Chewy, the pet retailer who has dedicated themselves to supporting shelters and rescues throughout the country, recognized the important work of a couple in Tampa, FL who have been taking professional photos of shelter pets to help get them adopted.

"If it's a photo of a scared animal, most people, subconsciously or even consciously, are going to skip over it," pet photographer Adam Goldberg says. "They can't visualize that dog in their home."

Adam realized the importance of quality shelter photos while working as a social media specialist for the Humane Society of Broward County in Fort Lauderdale, Florida.

"The photos were taken top-down so you couldn't see the size of the pet, and the flash would create these red eyes," he recalls. "Sometimes [volunteers] would shoot the photos through the chain-link fences."

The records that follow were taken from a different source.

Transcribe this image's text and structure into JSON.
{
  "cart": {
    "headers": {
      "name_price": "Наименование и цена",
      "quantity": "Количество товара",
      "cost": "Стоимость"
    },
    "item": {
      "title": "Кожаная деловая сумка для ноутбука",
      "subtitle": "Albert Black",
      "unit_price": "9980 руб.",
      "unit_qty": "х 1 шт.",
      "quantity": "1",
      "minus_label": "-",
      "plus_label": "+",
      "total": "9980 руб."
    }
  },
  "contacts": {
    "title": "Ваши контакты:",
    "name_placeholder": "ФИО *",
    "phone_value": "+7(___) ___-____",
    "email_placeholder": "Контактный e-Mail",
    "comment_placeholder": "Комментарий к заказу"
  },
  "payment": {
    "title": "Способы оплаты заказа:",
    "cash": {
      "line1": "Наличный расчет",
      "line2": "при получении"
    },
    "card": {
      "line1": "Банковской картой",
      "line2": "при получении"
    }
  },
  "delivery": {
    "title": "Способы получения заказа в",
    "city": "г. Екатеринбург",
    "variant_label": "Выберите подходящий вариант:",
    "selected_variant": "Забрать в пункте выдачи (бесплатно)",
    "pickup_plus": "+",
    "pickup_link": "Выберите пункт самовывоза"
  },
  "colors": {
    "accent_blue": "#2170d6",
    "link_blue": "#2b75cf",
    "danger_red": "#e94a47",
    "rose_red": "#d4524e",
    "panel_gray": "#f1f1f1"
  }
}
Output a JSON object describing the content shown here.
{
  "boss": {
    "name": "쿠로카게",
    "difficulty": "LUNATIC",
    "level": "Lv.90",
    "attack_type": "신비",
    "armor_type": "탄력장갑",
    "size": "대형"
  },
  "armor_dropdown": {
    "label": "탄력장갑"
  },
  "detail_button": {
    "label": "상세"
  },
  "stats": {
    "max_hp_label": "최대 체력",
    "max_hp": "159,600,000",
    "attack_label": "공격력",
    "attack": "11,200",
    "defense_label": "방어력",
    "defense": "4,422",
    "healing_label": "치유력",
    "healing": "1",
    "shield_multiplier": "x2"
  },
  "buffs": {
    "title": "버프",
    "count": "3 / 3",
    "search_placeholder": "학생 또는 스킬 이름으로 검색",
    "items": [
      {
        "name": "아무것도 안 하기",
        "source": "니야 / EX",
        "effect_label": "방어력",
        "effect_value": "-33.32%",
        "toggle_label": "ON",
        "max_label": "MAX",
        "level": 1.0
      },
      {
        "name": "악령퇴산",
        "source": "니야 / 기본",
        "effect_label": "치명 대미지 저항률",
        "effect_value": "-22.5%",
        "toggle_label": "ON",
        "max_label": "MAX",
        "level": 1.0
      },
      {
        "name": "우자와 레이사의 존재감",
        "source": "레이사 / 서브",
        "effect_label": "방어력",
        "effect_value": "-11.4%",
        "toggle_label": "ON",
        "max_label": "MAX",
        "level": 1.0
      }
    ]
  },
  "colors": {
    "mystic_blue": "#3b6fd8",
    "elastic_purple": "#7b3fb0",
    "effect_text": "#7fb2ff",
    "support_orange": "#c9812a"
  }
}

That's why Adam and his wife, Mary, have spent much of their free time over the past five years photographing over 1,200 shelter animals to show off their unique personalities to potential adoptive families. The Goldbergs' wonderful work was recently profiled by Chewy in the video above entitled, "A Day in the Life of a Shelter Pet Photographer."